|International Classification||H04N1/56, G06K15/00, H04N1/40|
|May 22, 2000||AS||Assignment|
Owner name: HEWLETT-PACKARD COMPANY, COLORADO
Free format text: ASSIGNMENT OF ASSIGNORS INTEREST;ASSIGNORS:JACOB, STEVE A.;BENGTSON, KURT R.;REEL/FRAME:010880/0530;SIGNING DATES FROM 19990709 TO 19990716
|Jul 31, 2003||AS||Assignment|
Owner name: HEWLETT-PACKARD DEVELOPMENT COMPANY, L.P., TEXAS
Free format text: ASSIGNMENT OF ASSIGNORS INTEREST;ASSIGNOR:HEWLETT-PACKARD COMPANY;REEL/FRAME:013862/0623
Effective date: 20030728
|Dec 4, 2006||FPAY||Fee payment|
Year of fee payment: 4
|Jan 10, 2011||REMI||Maintenance fee reminder mailed|
|Jun 3, 2011||LAPS||Lapse for failure to pay maintenance fees|
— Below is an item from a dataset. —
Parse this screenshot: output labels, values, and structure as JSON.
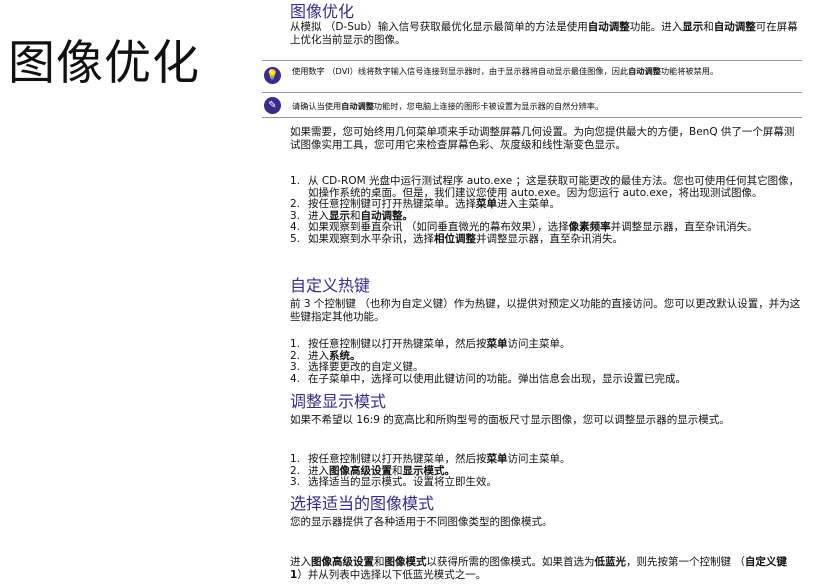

|Jul 26, 2011||FP||Expired due to failure to pay maintenance fee|
Effective date: 20110603